By Kimberly Witt
Dressed in a sea of pink taffeta, softly lit by the dimmed overhead lights of our high school gym, I swayed to the beat of a popular ballad with my date’s strong hands expertly placed upon my slender hips. From the cloud of hairspray on my French twist updo to his soft lips on mine as we said goodbye, I remember my prom night as perfect, start to finish.
I hadn’t thought about my 90s prom night in decades—but then my vote via text for my niece’s perfect prom dress made me longingly reimagine that epic night. I might not have a daughter to take dress shopping, but my sons were in high school now and I could host their friends for dinner and volunteer as the pre-dance photographer.
It soon became clear my sons’ high school experiences would be nothing like mine, though, and not just because of the pandemic.
I grew up in a small farming community that featured “Drive Your Tractor to School Day” each spring. My sons go to a public city school, and the nearest tractors show up annually only at the state fair.
I attended the same school from kindergarten until I graduated, and I knew my classmates’ siblings, parents, car models, and pets. My sons switched schools in middle school, and while some faces stayed the same, others have shifted in and out during the last several years.
I spent weekends as a teenager driving around our small town or heading to a larger town nearby for a movie or bowling with my tight-knit group of friends. My sons spend their weekends catching up on sleep or grabbing an extra shift at work. While their plans sometimes involve friends—either in person or online—they don’t feel the need to be social every minute of every day, like I did at their age.
Prom isn’t on their radars. When I was 16, prom was all I could think about.
Nostalgia, though, isn’t reliable. As I learned with guest Rob Lowe on an episode of the Happiness Lab with Dr. Laurie Santos podcast, we often misremember past experiences, meaning my trips down memory lane with that pink taffeta gown and romantic slow dance might be more dangerous than I care to admit. They might be, as Dr. Santos describes them, “charitable deceptions” of “rosy retrospection.”
If I peel back the rosy film of memories and look at my actual prom photos, I find an awkward, too-skinny girl who didn’t have a date for her senior prom. My best friend went with the older boy I pined after for years—the same boy I dance with in my nostalgic memories. Instead of pink taffeta, I wore a black velvet homecoming dress on clearance because it was in style the fall before. Not even my memory of my hairstyle was true. My updo was nothing close to a sophisticated French twist. Instead, giant rolled bangs overshadowed my petite face.
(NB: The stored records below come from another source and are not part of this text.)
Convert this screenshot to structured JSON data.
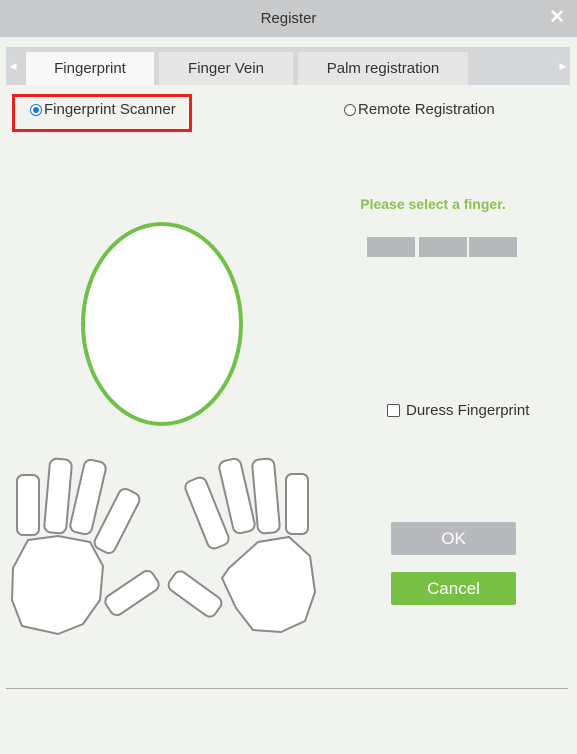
{
  "dialog": {
    "title": "Register",
    "close_icon": "close-icon"
  },
  "tabs": [
    {
      "label": "Fingerprint",
      "active": true
    },
    {
      "label": "Finger Vein",
      "active": false
    },
    {
      "label": "Palm registration",
      "active": false
    }
  ],
  "mode": {
    "options": [
      {
        "label": "Fingerprint Scanner",
        "selected": true
      },
      {
        "label": "Remote Registration",
        "selected": false
      }
    ]
  },
  "prompt": "Please select a finger.",
  "enrollment": {
    "segments_total": 3,
    "segments_done": 0
  },
  "duress": {
    "label": "Duress Fingerprint",
    "checked": false
  },
  "buttons": {
    "ok": "OK",
    "cancel": "Cancel"
  },
  "colors": {
    "accent_green": "#78c043",
    "prompt_green": "#8cc152",
    "highlight_red": "#e8201e",
    "disabled_gray": "#b7b9bc"
  }
}
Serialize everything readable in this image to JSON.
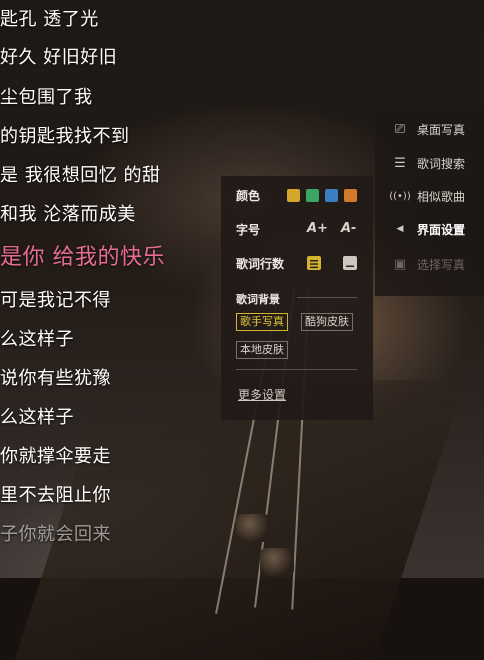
{
  "lyrics": [
    {
      "text": "匙孔 透了光",
      "state": "dim"
    },
    {
      "text": "好久 好旧好旧",
      "state": "normal"
    },
    {
      "text": "尘包围了我",
      "state": "normal"
    },
    {
      "text": "的钥匙我找不到",
      "state": "normal"
    },
    {
      "text": "是 我很想回忆 的甜",
      "state": "normal"
    },
    {
      "text": "和我 沦落而成美",
      "state": "normal"
    },
    {
      "text": "是你 给我的快乐",
      "state": "current"
    },
    {
      "text": "可是我记不得",
      "state": "normal"
    },
    {
      "text": "么这样子",
      "state": "normal"
    },
    {
      "text": "说你有些犹豫",
      "state": "normal"
    },
    {
      "text": "么这样子",
      "state": "normal"
    },
    {
      "text": "你就撑伞要走",
      "state": "normal"
    },
    {
      "text": "里不去阻止你",
      "state": "normal"
    },
    {
      "text": "子你就会回来",
      "state": "dim"
    }
  ],
  "right_menu": [
    {
      "icon": "desktop-photo-icon",
      "glyph": "⎚",
      "label": "桌面写真",
      "state": "normal"
    },
    {
      "icon": "lyric-search-icon",
      "glyph": "☰",
      "label": "歌词搜索",
      "state": "normal"
    },
    {
      "icon": "similar-songs-icon",
      "glyph": "((•))",
      "label": "相似歌曲",
      "state": "normal"
    },
    {
      "icon": "interface-settings-icon",
      "glyph": "◀",
      "label": "界面设置",
      "state": "active"
    },
    {
      "icon": "select-photo-icon",
      "glyph": "▣",
      "label": "选择写真",
      "state": "disabled"
    }
  ],
  "settings": {
    "color_label": "颜色",
    "colors": [
      "#d5a52c",
      "#3aa862",
      "#3a7fc1",
      "#d07a2a"
    ],
    "font_size_label": "字号",
    "font_increase": "A+",
    "font_decrease": "A-",
    "lyric_lines_label": "歌词行数",
    "background_label": "歌词背景",
    "bg_options": [
      {
        "label": "歌手写真",
        "selected": true
      },
      {
        "label": "酷狗皮肤",
        "selected": false
      },
      {
        "label": "本地皮肤",
        "selected": false
      }
    ],
    "more_settings": "更多设置"
  }
}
One thing I do remember accurately is circling up in the middle of the gym floor with my classmates as “Good Riddance” by Green Day blared from the speakers. Arms draped around each other’s shoulders, we belted out, “I hope you had the time of your life.”
Really, though, it wasn’t the time of my life.
The night wasn’t terrible—but it also wasn’t the magical stuff of dreams. The high school chapter of my life is marked with sexual pressure from a regrettable older boyfriend, never ending questions about college and career choices, and a pulsating fear that I would make an unforgivable mistake and ruin every hope for my future happiness.
I look back on my high school years with tenderness for my fear-stricken younger self and with twinges of regret. Words I said or left unsaid. Risks I didn’t take because I was paralyzed by my fear of failure. Events I placed too much pressure on. I missed out on feeling in-the-moment, unadulterated joy.
When I’m not careful, nostalgia has me remembering only the sweet moments of driving around listening to the Cranberries with my girlfriends. I forget about the hurtful words from an older girl and the cold rejection from my long-time crush.
To parent well, I need to temper my belief in real-life magical moments by acknowledging the harshness of adolescence.
If my sons change their minds and make prom plans this year, I’ll suggest they dress in classic suits or something ridiculous from a thrift store. I’ll encourage them to boldly ask their secret crush before their best friend does, or to make plans with the best friend and forget about the crush. I’ll remind them to take the silliest photos, to request the most memorable songs, and to showcase their wildest dance moves.
That’s if they decide to go to prom.
If they decide not to go, that’s okay, too. My own memories are often “charitable deceptions,” and it’s perfectly okay for my sons’ lives to take a different path than mine. While I might not get to help a daughter choose her pink taffeta dream dress or take photos of my sons posing uncomfortably with their dates, I can always cue up some of my favorite prom movie scenes, slow dance in the kitchen with my husband, and hope that in more moments than not, my sons really will have the time of their lives—with or without a prom.
Leave a Reply